Component data from apps and pages

____________________

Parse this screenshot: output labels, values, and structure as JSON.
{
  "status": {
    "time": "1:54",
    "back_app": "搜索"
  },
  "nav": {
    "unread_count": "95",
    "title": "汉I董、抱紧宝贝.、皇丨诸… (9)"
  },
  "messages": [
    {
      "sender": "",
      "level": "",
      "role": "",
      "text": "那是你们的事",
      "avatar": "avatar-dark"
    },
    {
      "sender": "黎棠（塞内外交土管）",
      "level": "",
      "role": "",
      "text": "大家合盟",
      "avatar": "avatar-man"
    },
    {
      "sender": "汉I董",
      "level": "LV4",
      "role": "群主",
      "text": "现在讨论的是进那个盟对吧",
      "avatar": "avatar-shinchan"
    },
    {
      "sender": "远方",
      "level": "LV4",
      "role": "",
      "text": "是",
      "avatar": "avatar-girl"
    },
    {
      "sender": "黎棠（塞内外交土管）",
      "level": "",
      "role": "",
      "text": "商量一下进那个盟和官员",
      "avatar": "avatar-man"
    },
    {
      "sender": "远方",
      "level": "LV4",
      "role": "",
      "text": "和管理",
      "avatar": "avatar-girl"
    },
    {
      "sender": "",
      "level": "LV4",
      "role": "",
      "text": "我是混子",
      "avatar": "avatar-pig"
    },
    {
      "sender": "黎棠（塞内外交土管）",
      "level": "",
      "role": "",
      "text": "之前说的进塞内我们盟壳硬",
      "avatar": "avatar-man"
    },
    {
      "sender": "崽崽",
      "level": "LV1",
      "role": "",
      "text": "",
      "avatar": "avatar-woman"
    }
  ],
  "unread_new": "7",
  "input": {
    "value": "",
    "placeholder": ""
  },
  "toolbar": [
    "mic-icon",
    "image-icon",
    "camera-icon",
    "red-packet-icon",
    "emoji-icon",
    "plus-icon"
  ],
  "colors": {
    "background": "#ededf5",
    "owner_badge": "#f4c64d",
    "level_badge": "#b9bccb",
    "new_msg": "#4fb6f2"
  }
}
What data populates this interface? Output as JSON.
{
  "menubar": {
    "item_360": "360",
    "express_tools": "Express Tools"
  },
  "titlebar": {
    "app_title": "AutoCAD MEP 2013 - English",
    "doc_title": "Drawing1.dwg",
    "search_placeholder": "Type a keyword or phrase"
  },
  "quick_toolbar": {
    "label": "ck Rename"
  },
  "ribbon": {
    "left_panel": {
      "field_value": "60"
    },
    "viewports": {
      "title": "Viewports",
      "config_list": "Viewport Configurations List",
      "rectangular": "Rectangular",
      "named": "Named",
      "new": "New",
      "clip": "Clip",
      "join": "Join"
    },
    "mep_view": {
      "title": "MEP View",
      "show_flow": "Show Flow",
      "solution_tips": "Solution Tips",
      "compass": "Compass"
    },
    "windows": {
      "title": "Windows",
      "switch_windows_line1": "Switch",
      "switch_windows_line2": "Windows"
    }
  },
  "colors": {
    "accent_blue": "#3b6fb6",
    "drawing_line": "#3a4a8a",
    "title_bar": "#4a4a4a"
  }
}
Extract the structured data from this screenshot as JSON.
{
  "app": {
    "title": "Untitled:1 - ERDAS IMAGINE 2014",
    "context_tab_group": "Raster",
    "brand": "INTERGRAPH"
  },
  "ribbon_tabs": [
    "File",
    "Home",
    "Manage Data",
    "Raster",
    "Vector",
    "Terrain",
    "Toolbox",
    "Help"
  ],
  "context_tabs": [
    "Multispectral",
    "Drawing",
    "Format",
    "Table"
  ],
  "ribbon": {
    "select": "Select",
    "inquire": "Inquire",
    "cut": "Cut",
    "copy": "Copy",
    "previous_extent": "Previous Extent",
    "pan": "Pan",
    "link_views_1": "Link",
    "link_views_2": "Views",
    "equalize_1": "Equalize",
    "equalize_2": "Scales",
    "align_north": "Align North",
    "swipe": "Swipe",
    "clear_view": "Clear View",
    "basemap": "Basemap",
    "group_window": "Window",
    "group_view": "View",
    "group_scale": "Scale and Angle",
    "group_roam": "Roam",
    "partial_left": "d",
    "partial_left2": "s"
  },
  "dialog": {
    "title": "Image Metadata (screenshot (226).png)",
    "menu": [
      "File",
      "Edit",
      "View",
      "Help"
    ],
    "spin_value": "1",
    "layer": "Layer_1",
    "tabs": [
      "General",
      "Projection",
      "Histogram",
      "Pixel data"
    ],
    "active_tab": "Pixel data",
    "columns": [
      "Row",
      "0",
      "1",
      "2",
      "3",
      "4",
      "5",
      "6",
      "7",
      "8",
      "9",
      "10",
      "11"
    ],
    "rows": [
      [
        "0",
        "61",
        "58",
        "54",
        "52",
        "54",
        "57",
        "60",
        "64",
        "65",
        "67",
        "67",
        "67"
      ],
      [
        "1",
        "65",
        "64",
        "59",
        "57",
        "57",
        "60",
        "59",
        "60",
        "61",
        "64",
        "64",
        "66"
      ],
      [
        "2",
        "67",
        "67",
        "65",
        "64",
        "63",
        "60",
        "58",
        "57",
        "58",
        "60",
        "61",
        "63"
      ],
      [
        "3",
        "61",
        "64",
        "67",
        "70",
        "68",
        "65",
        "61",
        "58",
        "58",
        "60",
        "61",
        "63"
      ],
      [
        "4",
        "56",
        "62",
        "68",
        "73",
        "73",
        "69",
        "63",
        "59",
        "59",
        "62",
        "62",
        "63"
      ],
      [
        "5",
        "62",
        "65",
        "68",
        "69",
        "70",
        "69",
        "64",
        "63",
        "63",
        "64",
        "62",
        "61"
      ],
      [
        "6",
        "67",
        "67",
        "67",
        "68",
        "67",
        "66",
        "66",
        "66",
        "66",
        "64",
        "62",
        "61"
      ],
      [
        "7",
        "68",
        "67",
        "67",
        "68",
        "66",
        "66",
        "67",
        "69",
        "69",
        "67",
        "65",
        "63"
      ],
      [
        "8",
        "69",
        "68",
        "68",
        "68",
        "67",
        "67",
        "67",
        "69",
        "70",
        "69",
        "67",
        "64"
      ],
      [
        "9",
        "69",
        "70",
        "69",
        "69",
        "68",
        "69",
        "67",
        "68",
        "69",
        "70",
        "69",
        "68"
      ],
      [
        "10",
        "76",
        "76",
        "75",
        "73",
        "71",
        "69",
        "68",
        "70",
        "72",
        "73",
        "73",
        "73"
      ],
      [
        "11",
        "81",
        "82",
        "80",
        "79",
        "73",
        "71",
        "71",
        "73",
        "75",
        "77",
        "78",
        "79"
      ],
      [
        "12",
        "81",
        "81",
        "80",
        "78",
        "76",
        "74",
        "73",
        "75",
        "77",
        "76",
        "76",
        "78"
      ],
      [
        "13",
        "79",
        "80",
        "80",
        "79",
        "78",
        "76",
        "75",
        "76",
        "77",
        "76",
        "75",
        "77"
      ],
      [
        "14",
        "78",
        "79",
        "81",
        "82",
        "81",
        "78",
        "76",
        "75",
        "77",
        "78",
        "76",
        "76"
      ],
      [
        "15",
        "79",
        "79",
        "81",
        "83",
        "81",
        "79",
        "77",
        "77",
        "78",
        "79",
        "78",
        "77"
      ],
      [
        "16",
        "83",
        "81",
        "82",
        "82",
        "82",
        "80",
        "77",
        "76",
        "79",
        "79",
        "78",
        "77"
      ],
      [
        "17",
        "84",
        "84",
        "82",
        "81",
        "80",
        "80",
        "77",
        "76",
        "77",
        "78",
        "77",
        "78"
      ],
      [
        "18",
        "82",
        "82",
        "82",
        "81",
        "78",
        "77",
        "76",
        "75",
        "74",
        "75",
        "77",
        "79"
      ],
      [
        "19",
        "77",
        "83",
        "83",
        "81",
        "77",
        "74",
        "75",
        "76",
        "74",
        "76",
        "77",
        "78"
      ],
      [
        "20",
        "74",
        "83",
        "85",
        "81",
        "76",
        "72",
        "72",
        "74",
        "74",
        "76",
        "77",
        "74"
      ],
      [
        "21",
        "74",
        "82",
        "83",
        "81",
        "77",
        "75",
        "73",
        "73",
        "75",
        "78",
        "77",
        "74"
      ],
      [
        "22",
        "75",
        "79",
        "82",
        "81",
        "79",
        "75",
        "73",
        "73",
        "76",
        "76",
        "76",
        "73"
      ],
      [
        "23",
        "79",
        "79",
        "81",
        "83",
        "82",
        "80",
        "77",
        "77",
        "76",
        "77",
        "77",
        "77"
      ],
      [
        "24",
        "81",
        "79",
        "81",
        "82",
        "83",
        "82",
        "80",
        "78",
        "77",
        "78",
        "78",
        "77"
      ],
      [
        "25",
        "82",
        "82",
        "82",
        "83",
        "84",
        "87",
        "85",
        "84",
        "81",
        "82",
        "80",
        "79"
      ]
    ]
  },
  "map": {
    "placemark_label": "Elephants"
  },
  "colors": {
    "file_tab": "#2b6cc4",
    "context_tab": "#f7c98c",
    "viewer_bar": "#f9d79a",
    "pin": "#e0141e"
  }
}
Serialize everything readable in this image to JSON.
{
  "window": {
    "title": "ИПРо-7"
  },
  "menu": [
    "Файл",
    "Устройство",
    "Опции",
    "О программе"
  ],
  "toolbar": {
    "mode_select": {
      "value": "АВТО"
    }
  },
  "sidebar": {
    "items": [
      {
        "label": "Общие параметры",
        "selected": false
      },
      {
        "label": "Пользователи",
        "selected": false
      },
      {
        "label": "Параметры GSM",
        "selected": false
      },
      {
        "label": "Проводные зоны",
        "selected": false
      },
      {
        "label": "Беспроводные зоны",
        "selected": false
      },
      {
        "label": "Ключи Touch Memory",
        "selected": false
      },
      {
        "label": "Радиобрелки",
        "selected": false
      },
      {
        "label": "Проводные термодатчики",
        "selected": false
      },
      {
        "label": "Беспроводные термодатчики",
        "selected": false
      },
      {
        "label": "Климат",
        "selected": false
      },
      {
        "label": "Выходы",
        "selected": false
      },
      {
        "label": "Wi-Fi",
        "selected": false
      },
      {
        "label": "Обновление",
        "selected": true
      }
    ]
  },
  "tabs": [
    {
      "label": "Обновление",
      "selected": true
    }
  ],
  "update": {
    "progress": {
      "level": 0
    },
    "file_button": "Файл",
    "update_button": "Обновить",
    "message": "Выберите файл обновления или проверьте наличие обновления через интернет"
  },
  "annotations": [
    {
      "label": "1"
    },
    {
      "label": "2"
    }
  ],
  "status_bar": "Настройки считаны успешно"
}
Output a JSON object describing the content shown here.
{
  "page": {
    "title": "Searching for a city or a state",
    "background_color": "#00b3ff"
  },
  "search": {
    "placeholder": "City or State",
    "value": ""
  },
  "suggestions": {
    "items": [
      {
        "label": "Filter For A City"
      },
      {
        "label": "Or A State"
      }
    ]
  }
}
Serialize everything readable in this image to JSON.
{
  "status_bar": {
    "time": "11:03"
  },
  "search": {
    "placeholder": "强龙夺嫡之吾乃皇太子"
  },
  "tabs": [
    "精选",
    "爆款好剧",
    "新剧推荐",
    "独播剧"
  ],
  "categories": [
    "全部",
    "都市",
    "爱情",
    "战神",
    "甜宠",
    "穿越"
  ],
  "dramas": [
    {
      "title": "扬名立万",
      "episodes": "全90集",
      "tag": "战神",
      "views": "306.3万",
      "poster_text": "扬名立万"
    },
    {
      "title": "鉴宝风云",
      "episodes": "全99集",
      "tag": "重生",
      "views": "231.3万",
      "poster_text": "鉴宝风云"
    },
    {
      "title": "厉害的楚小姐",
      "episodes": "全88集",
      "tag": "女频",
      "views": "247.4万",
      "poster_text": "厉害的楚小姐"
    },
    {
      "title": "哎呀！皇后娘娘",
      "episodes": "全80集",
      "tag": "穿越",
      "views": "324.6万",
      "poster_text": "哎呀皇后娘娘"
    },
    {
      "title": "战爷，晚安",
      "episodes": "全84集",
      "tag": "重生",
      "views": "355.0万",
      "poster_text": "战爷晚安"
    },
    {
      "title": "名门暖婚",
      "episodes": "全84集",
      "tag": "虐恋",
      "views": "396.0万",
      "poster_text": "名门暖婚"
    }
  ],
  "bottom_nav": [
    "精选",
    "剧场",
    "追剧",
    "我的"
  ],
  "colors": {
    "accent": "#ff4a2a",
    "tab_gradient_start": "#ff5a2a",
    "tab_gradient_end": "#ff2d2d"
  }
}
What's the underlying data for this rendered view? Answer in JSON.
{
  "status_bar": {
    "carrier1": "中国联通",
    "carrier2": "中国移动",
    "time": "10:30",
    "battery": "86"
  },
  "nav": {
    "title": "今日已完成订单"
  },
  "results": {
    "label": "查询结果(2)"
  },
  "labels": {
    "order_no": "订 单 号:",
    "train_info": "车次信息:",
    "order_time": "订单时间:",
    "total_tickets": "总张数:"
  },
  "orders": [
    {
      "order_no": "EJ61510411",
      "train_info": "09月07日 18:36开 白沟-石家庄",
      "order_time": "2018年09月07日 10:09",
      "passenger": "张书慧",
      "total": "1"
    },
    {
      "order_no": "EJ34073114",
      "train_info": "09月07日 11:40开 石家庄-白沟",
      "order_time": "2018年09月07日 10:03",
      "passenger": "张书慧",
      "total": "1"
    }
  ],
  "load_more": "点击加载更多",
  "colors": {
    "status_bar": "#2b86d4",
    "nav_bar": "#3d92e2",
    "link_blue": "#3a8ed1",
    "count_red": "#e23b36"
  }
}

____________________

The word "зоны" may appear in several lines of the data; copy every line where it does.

        "label": "Проводные зоны",
        "label": "Беспроводные зоны",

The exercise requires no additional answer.